Write out the entries below once more, exactly, with the pictures left out.

Data records:
· · · ·

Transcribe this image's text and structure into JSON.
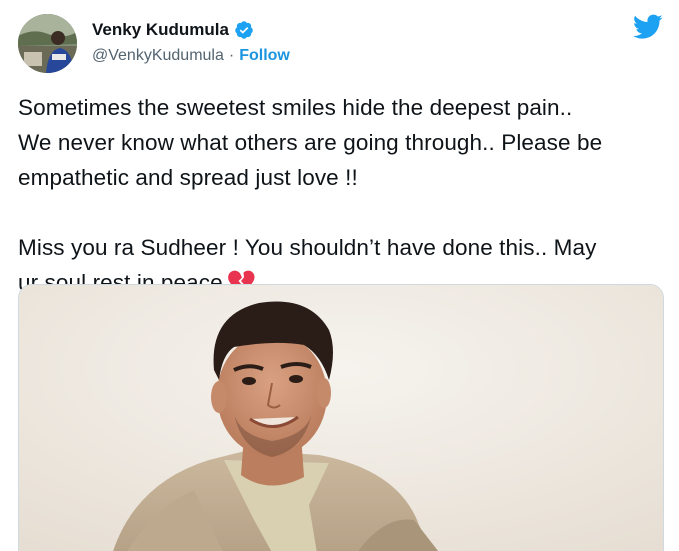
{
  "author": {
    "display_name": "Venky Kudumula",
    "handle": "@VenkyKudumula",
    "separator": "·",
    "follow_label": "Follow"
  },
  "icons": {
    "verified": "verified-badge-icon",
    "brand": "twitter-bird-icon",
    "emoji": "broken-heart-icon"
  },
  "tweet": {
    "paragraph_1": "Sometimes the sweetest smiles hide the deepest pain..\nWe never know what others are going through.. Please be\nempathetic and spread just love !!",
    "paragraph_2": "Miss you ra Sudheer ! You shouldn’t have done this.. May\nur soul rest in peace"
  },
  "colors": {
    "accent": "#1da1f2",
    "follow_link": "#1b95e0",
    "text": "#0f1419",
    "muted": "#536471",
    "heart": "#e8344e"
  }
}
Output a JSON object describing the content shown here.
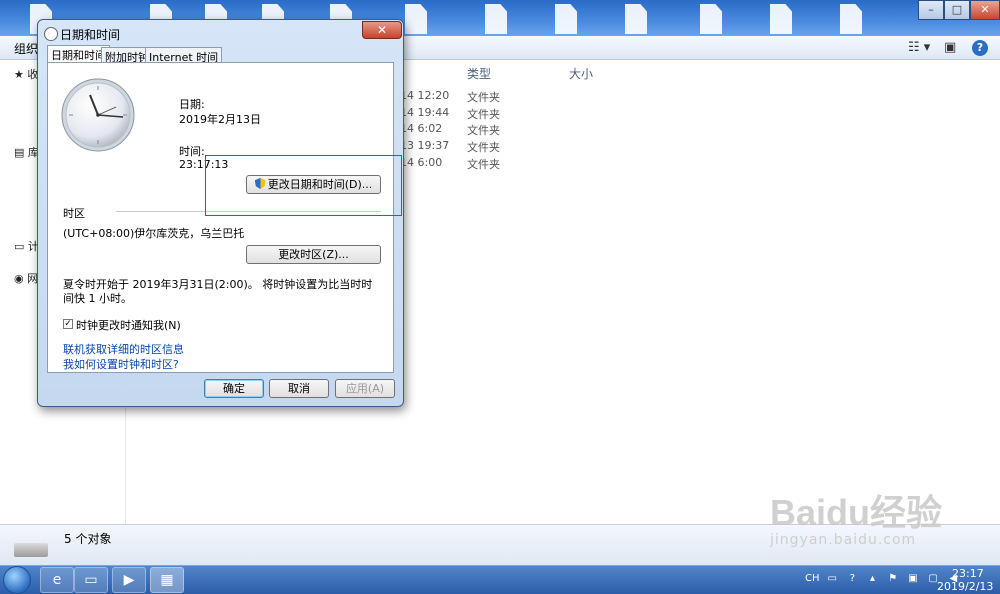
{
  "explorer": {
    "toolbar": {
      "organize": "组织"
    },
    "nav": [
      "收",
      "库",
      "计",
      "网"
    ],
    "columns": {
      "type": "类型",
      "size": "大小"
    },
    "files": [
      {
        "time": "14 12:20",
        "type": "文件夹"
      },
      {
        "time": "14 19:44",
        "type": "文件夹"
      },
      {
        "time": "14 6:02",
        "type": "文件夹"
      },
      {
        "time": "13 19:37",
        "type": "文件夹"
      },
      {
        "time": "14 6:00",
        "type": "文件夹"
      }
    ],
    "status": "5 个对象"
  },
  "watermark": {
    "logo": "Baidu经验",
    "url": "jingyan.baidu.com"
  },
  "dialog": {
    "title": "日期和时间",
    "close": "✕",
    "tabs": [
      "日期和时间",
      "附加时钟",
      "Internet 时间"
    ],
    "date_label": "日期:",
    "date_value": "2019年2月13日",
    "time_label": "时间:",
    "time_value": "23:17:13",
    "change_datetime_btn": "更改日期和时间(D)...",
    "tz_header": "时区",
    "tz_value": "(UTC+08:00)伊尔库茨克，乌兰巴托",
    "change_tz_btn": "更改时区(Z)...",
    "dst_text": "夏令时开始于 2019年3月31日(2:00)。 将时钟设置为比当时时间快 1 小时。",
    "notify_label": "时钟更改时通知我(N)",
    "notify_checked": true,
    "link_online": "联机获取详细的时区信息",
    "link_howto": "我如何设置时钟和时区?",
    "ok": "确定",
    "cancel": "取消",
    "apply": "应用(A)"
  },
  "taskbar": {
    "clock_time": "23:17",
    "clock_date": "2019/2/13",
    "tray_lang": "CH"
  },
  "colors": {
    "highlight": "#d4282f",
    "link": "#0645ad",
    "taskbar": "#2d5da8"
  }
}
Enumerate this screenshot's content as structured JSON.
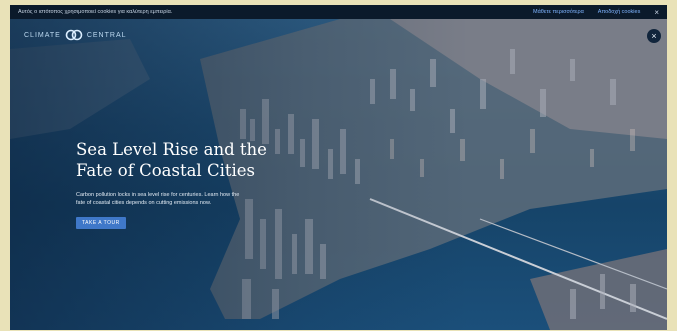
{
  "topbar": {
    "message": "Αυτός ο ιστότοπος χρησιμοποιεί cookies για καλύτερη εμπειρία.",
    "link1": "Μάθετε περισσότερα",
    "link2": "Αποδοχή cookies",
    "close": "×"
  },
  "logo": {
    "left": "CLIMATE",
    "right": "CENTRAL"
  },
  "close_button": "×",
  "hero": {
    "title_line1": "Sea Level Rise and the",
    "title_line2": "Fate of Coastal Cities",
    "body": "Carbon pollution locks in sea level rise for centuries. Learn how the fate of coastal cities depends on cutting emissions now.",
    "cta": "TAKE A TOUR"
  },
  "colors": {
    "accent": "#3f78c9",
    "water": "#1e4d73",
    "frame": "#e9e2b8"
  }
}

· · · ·

Task result:
Transcribe this image's text and structure into JSON.
{
  "author": {
    "display_name": "Venky Kudumula",
    "handle": "@VenkyKudumula",
    "separator": "·",
    "follow_label": "Follow"
  },
  "icons": {
    "verified": "verified-badge-icon",
    "brand": "twitter-bird-icon",
    "emoji": "broken-heart-icon"
  },
  "tweet": {
    "paragraph_1": "Sometimes the sweetest smiles hide the deepest pain..\nWe never know what others are going through.. Please be\nempathetic and spread just love !!",
    "paragraph_2": "Miss you ra Sudheer ! You shouldn’t have done this.. May\nur soul rest in peace"
  },
  "colors": {
    "accent": "#1da1f2",
    "follow_link": "#1b95e0",
    "text": "#0f1419",
    "muted": "#536471",
    "heart": "#e8344e"
  }
}
Output a JSON object describing the content shown here.
{
  "explorer": {
    "toolbar": {
      "organize": "组织"
    },
    "nav": [
      "收",
      "库",
      "计",
      "网"
    ],
    "columns": {
      "type": "类型",
      "size": "大小"
    },
    "files": [
      {
        "time": "14 12:20",
        "type": "文件夹"
      },
      {
        "time": "14 19:44",
        "type": "文件夹"
      },
      {
        "time": "14 6:02",
        "type": "文件夹"
      },
      {
        "time": "13 19:37",
        "type": "文件夹"
      },
      {
        "time": "14 6:00",
        "type": "文件夹"
      }
    ],
    "status": "5 个对象"
  },
  "watermark": {
    "logo": "Baidu经验",
    "url": "jingyan.baidu.com"
  },
  "dialog": {
    "title": "日期和时间",
    "close": "✕",
    "tabs": [
      "日期和时间",
      "附加时钟",
      "Internet 时间"
    ],
    "date_label": "日期:",
    "date_value": "2019年2月13日",
    "time_label": "时间:",
    "time_value": "23:17:13",
    "change_datetime_btn": "更改日期和时间(D)...",
    "tz_header": "时区",
    "tz_value": "(UTC+08:00)伊尔库茨克，乌兰巴托",
    "change_tz_btn": "更改时区(Z)...",
    "dst_text": "夏令时开始于 2019年3月31日(2:00)。 将时钟设置为比当时时间快 1 小时。",
    "notify_label": "时钟更改时通知我(N)",
    "notify_checked": true,
    "link_online": "联机获取详细的时区信息",
    "link_howto": "我如何设置时钟和时区?",
    "ok": "确定",
    "cancel": "取消",
    "apply": "应用(A)"
  },
  "taskbar": {
    "clock_time": "23:17",
    "clock_date": "2019/2/13",
    "tray_lang": "CH"
  },
  "colors": {
    "highlight": "#d4282f",
    "link": "#0645ad",
    "taskbar": "#2d5da8"
  }
}
Enumerate this screenshot's content as structured JSON.
{
  "topbar": {
    "message": "Αυτός ο ιστότοπος χρησιμοποιεί cookies για καλύτερη εμπειρία.",
    "link1": "Μάθετε περισσότερα",
    "link2": "Αποδοχή cookies",
    "close": "×"
  },
  "logo": {
    "left": "CLIMATE",
    "right": "CENTRAL"
  },
  "close_button": "×",
  "hero": {
    "title_line1": "Sea Level Rise and the",
    "title_line2": "Fate of Coastal Cities",
    "body": "Carbon pollution locks in sea level rise for centuries. Learn how the fate of coastal cities depends on cutting emissions now.",
    "cta": "TAKE A TOUR"
  },
  "colors": {
    "accent": "#3f78c9",
    "water": "#1e4d73",
    "frame": "#e9e2b8"
  }
}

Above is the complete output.